● Instructions for the task: Reproduce every entry word for word.

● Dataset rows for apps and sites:
* * * * * * * * *
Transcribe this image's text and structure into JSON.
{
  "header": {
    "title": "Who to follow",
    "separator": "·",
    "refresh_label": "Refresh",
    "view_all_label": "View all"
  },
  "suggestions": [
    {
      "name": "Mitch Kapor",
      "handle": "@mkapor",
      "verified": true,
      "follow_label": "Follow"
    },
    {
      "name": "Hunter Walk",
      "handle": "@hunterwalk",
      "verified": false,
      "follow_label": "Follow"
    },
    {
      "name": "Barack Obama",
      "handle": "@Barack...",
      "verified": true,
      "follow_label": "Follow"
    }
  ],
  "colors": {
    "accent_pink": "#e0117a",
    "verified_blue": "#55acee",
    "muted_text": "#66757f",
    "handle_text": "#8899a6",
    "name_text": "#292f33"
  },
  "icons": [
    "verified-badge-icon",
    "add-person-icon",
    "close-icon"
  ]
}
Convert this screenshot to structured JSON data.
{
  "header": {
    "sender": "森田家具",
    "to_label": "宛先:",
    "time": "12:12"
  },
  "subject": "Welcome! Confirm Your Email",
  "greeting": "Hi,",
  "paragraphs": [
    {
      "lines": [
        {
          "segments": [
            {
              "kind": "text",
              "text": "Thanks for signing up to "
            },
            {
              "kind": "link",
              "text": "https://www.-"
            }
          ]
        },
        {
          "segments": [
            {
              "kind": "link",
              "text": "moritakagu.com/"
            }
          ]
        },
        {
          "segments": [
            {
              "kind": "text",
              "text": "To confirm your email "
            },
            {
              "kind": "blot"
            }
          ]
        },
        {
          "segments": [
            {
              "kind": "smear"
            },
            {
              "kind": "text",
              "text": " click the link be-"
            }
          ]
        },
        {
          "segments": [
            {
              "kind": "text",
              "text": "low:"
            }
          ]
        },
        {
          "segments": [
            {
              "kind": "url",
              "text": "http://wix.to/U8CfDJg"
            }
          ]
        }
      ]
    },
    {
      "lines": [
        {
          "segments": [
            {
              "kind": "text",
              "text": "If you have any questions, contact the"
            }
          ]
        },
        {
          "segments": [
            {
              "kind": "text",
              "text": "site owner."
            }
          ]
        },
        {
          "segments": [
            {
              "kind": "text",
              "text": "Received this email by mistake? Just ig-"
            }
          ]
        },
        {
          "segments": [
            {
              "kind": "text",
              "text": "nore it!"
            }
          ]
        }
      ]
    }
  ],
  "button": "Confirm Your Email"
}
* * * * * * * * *
● Reply to the task:
Transcribe this image's text and structure into JSON.
{
  "header": {
    "title": "Who to follow",
    "separator": "·",
    "refresh_label": "Refresh",
    "view_all_label": "View all"
  },
  "suggestions": [
    {
      "name": "Mitch Kapor",
      "handle": "@mkapor",
      "verified": true,
      "follow_label": "Follow"
    },
    {
      "name": "Hunter Walk",
      "handle": "@hunterwalk",
      "verified": false,
      "follow_label": "Follow"
    },
    {
      "name": "Barack Obama",
      "handle": "@Barack...",
      "verified": true,
      "follow_label": "Follow"
    }
  ],
  "colors": {
    "accent_pink": "#e0117a",
    "verified_blue": "#55acee",
    "muted_text": "#66757f",
    "handle_text": "#8899a6",
    "name_text": "#292f33"
  },
  "icons": [
    "verified-badge-icon",
    "add-person-icon",
    "close-icon"
  ]
}
Convert this screenshot to structured JSON data.
{
  "header": {
    "sender": "森田家具",
    "to_label": "宛先:",
    "time": "12:12"
  },
  "subject": "Welcome! Confirm Your Email",
  "greeting": "Hi,",
  "paragraphs": [
    {
      "lines": [
        {
          "segments": [
            {
              "kind": "text",
              "text": "Thanks for signing up to "
            },
            {
              "kind": "link",
              "text": "https://www.-"
            }
          ]
        },
        {
          "segments": [
            {
              "kind": "link",
              "text": "moritakagu.com/"
            }
          ]
        },
        {
          "segments": [
            {
              "kind": "text",
              "text": "To confirm your email "
            },
            {
              "kind": "blot"
            }
          ]
        },
        {
          "segments": [
            {
              "kind": "smear"
            },
            {
              "kind": "text",
              "text": " click the link be-"
            }
          ]
        },
        {
          "segments": [
            {
              "kind": "text",
              "text": "low:"
            }
          ]
        },
        {
          "segments": [
            {
              "kind": "url",
              "text": "http://wix.to/U8CfDJg"
            }
          ]
        }
      ]
    },
    {
      "lines": [
        {
          "segments": [
            {
              "kind": "text",
              "text": "If you have any questions, contact the"
            }
          ]
        },
        {
          "segments": [
            {
              "kind": "text",
              "text": "site owner."
            }
          ]
        },
        {
          "segments": [
            {
              "kind": "text",
              "text": "Received this email by mistake? Just ig-"
            }
          ]
        },
        {
          "segments": [
            {
              "kind": "text",
              "text": "nore it!"
            }
          ]
        }
      ]
    }
  ],
  "button": "Confirm Your Email"
}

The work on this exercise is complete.